* **Problem details**
Work through the records below and copy every line that includes "values".

Dataset rows for apps and sites:
*** Block opens ***
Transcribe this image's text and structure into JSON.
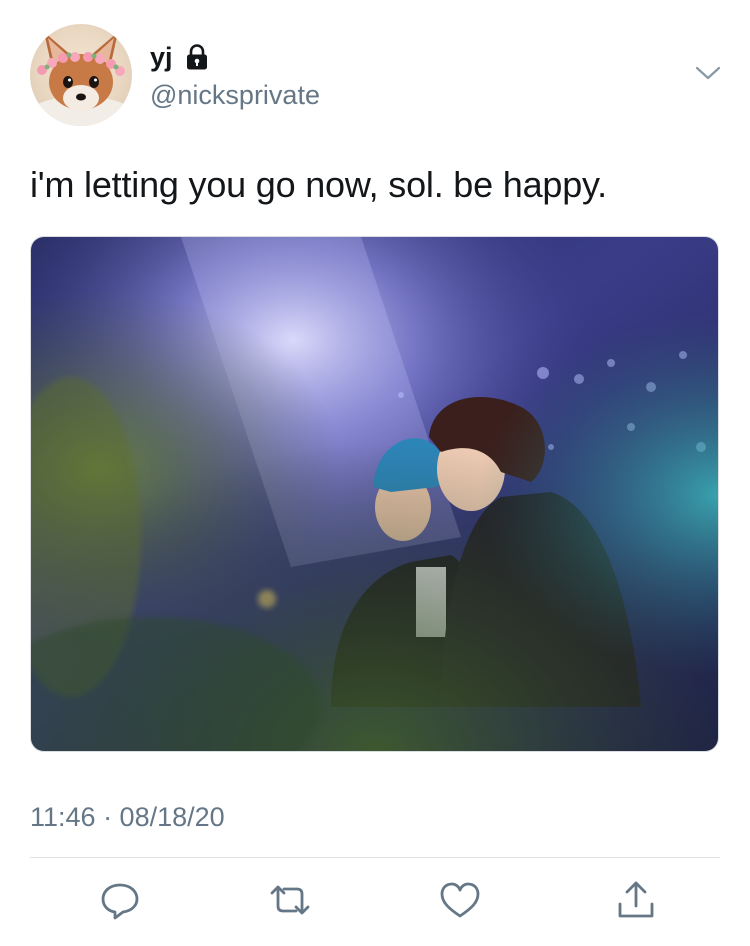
{
  "user": {
    "display_name": "yj",
    "handle": "@nicksprivate",
    "protected": true
  },
  "tweet": {
    "text": "i'm letting you go now, sol. be happy.",
    "timestamp": "11:46 · 08/18/20"
  },
  "icons": {
    "lock": "lock-icon",
    "menu": "chevron-down-icon",
    "reply": "reply-icon",
    "retweet": "retweet-icon",
    "like": "heart-icon",
    "share": "share-icon"
  },
  "colors": {
    "text_primary": "#14171a",
    "text_secondary": "#657786",
    "icon_gray": "#657786",
    "divider": "#dfe3e7"
  }
}
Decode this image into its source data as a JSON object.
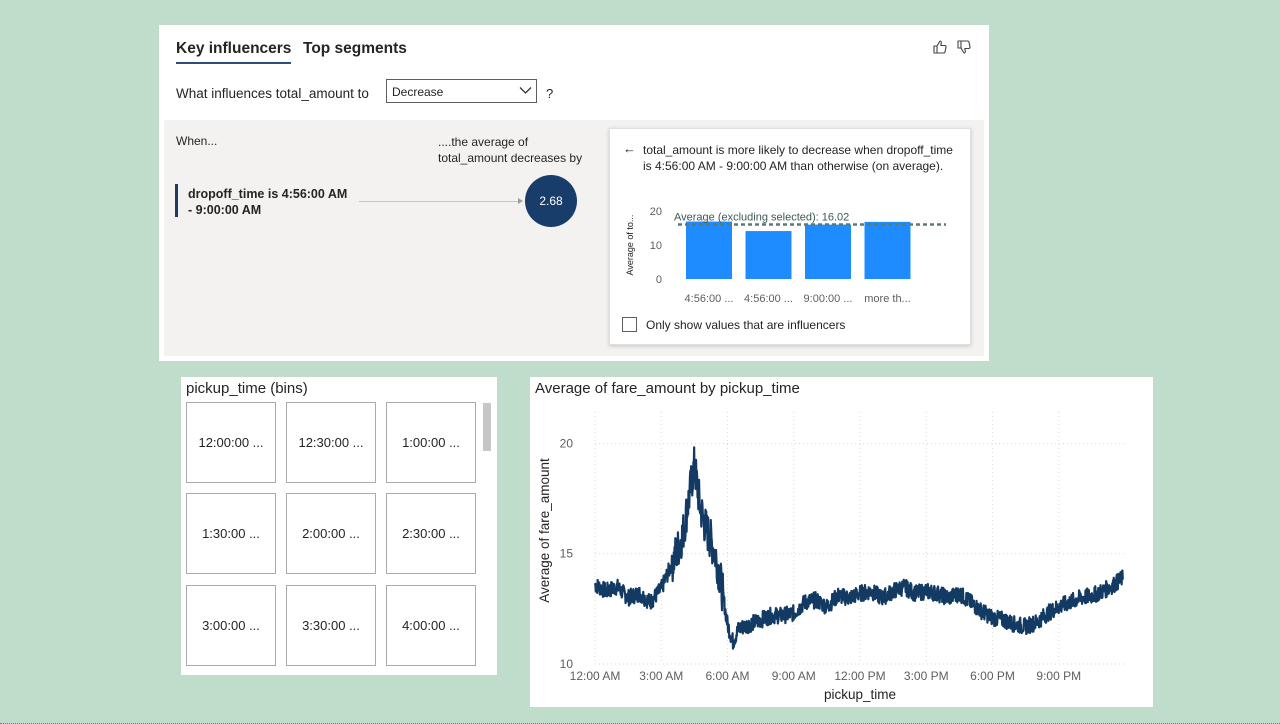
{
  "key_influencers": {
    "tabs": [
      "Key influencers",
      "Top segments"
    ],
    "question_label": "What influences total_amount to",
    "dropdown_value": "Decrease",
    "question_mark": "?",
    "when_label": "When...",
    "avg_header": "....the average of total_amount decreases by",
    "influencer_text": "dropoff_time is 4:56:00 AM - 9:00:00 AM",
    "influencer_value": "2.68",
    "detail": {
      "back_arrow": "←",
      "text": "total_amount is more likely to decrease when dropoff_time is 4:56:00 AM - 9:00:00 AM than otherwise (on average).",
      "checkbox_label": "Only show values that are influencers"
    },
    "colors": {
      "accent": "#1f3b63",
      "bubble": "#183d6b",
      "bar": "#1e8cff"
    }
  },
  "slicer": {
    "title": "pickup_time (bins)",
    "items": [
      "12:00:00 ...",
      "12:30:00 ...",
      "1:00:00 ...",
      "1:30:00 ...",
      "2:00:00 ...",
      "2:30:00 ...",
      "3:00:00 ...",
      "3:30:00 ...",
      "4:00:00 ..."
    ]
  },
  "line_chart": {
    "title": "Average of fare_amount by pickup_time"
  },
  "chart_data": [
    {
      "type": "bar",
      "ylabel": "Average of to...",
      "categories": [
        "4:56:00 ...",
        "4:56:00 ...",
        "9:00:00 ...",
        "more th..."
      ],
      "values": [
        16.9,
        14.1,
        16.0,
        16.8
      ],
      "ylim": [
        0,
        20
      ],
      "yticks": [
        0,
        10,
        20
      ],
      "reference_line": {
        "label": "Average (excluding selected): 16.02",
        "value": 16.02
      },
      "color": "#1e8cff"
    },
    {
      "type": "line",
      "xlabel": "pickup_time",
      "ylabel": "Average of fare_amount",
      "xticks": [
        "12:00 AM",
        "3:00 AM",
        "6:00 AM",
        "9:00 AM",
        "12:00 PM",
        "3:00 PM",
        "6:00 PM",
        "9:00 PM"
      ],
      "xlim_hours": [
        0,
        24
      ],
      "ylim": [
        10,
        21.2
      ],
      "yticks": [
        10,
        15,
        20
      ],
      "grid": true,
      "color": "#123a63",
      "series": [
        {
          "x_hours": [
            0,
            0.5,
            1,
            1.5,
            2,
            2.5,
            3,
            3.25,
            3.5,
            3.75,
            4,
            4.25,
            4.5,
            4.75,
            5,
            5.25,
            5.5,
            5.75,
            6,
            6.25,
            6.5,
            7,
            7.5,
            8,
            8.5,
            9,
            9.5,
            10,
            10.5,
            11,
            11.5,
            12,
            12.5,
            13,
            13.5,
            14,
            14.5,
            15,
            15.5,
            16,
            16.5,
            17,
            17.5,
            18,
            18.5,
            19,
            19.5,
            20,
            20.5,
            21,
            21.5,
            22,
            22.5,
            23,
            23.5,
            23.9
          ],
          "values": [
            13.6,
            13.3,
            13.5,
            13.0,
            13.2,
            12.8,
            13.4,
            14.0,
            14.6,
            15.2,
            16.0,
            17.5,
            19.0,
            17.2,
            16.2,
            15.6,
            14.8,
            13.4,
            11.8,
            11.0,
            11.6,
            11.8,
            12.0,
            12.2,
            12.2,
            12.3,
            12.8,
            12.9,
            12.6,
            13.1,
            13.0,
            13.2,
            13.3,
            13.0,
            13.3,
            13.5,
            13.2,
            13.3,
            13.2,
            13.0,
            13.2,
            12.8,
            12.4,
            12.1,
            12.0,
            11.8,
            11.7,
            11.9,
            12.3,
            12.6,
            12.8,
            13.0,
            13.1,
            13.3,
            13.6,
            13.9
          ]
        }
      ]
    }
  ]
}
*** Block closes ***
* **Answer section**
      "checkbox_label": "Only show values that are influencers"
      "values": [
          "values": [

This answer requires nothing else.